Lower Arkansas River Basin Wetland Mapping and Reference Network
Laurie Gilligan, Gabrielle Smith, and Catherine Wiechmann
The Lower Arkansas Basin wetland assessment project was the fourth basinwide assessment and was divided into two phases. The objectives of Phase 1 were to 1) create a digital map of wetlands in the Lower Arkansas Basin; 2) identify and assess a network of reference standard wetlands and riparian areas; and 3) research habitat requirements of target wetland-dependent wildlife species within the basin. The objectives of Phase 2 were to 1) produce overall basin-wide estimates of ecological condition for wetlands and riparian areas in the basin by sampling a spatially balanced, randomly selected set of sites and 2) pilot the collection of water quality data in wetlands. Original National Wetland Inventory (NWI) mapping of the Lower Arkansas basin contained 205,587 acres of aquatic resources, including both wetlands and waterbodies, representing only 1.5% of the total land area. However, overall accuracy of the original map was only 47.6% (90% CI = 44.8?50.5%). The most significant source of discrepancy was within the forested wetland class. While the original mapping contained >30,000 acres of forested wetlands, the revised estimate showed less than 1,300 acres, indicating 96% fewer acres of forested wetlands than the original mapping showed. To improve the NWI mapping, this project included funding to update the mapping within 18 USGS quads, twelve quads around John Martin Reservoir and six quads around and upstream of Pueblo Reservoir.
To assess the condition of wetlands in the basin, 48 high quality, reference condition wetlands and riparian areas were hand selected across the basin to represent the most common wetland and riparian type. These reference sites helped establish threshold for condition in the basin. Nearly thirty percent of the reference sites were rated excellent for overall ecological integrity and an additional 52% were rated in good condition. To assess condition across the basin, 62 random wetland and riparian sites were selected based on a spatially balanced probabilistic sample design. Basinwide estimates produced from the random assessment indicate that 35% of wetland and riparian acres across the basin are in good condition, 60% in fair condition, and 5% in poor condition. No randomly selected sites were found in excellent condition.
CNHP Field Ecologists assess the condition of a marsh in the Arkansas Valley. Joanna Lemly, CNHP.
For the pilot water quality study, water samples were collected in 29 sites within three common wetland types in the basin (marshes, plains riparian areas, and playas). The most notable result from the water quality study was the contrast between values measured in marshes and plains riparian areas, which were generally similar to the Arkansas River mainstem, and playas, which were strikingly different. In addition, there were clear patterns related to location within the basin and by proximity to intensive land uses. Marshes sampled in the basin, particularly those on the floodplain and influenced by irrigation return flows, had high EC, high hardness, and high concentrations of dissolved cations and sulfates. Water quality values in plains riparian areas were variable depending on location within the basin, surrounding geology, and proximity to the Arkansas floodplain. In contrast, playas had lower EC, alkalinity, hardens, dissolved cations, and sulfate than other wetland types.

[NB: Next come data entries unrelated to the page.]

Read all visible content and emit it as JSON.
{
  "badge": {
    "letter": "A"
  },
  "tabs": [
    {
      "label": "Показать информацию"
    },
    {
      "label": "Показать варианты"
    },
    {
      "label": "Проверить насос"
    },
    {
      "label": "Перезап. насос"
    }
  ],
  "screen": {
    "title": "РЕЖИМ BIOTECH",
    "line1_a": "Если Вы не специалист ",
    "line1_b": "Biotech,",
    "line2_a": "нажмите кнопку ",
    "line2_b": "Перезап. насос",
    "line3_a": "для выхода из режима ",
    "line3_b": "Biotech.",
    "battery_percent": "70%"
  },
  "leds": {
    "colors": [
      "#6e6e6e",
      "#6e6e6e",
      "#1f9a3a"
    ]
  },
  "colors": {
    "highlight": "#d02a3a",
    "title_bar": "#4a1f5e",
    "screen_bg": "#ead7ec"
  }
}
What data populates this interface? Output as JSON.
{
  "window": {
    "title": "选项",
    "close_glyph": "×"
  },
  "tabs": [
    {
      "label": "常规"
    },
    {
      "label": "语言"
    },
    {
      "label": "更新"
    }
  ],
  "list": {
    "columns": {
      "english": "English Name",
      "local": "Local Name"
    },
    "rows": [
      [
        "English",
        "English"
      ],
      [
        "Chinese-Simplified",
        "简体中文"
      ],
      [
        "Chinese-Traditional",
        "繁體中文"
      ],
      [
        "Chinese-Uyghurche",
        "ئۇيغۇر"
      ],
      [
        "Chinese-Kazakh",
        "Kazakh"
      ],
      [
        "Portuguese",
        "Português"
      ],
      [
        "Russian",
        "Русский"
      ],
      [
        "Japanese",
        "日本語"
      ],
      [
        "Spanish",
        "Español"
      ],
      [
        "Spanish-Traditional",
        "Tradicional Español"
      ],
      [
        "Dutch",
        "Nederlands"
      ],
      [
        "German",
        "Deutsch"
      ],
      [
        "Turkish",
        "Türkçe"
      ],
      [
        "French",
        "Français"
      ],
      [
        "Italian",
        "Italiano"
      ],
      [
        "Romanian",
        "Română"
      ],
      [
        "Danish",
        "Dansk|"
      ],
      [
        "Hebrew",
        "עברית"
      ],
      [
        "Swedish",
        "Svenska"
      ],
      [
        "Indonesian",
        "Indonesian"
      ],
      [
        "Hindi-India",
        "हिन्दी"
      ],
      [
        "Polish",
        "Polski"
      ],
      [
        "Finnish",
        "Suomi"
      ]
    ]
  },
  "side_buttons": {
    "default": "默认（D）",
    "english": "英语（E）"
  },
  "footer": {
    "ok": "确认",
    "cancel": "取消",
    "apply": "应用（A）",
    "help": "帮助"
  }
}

Collecting water quality samples from a Great Plains playa. Joanna Lemly, CNHP.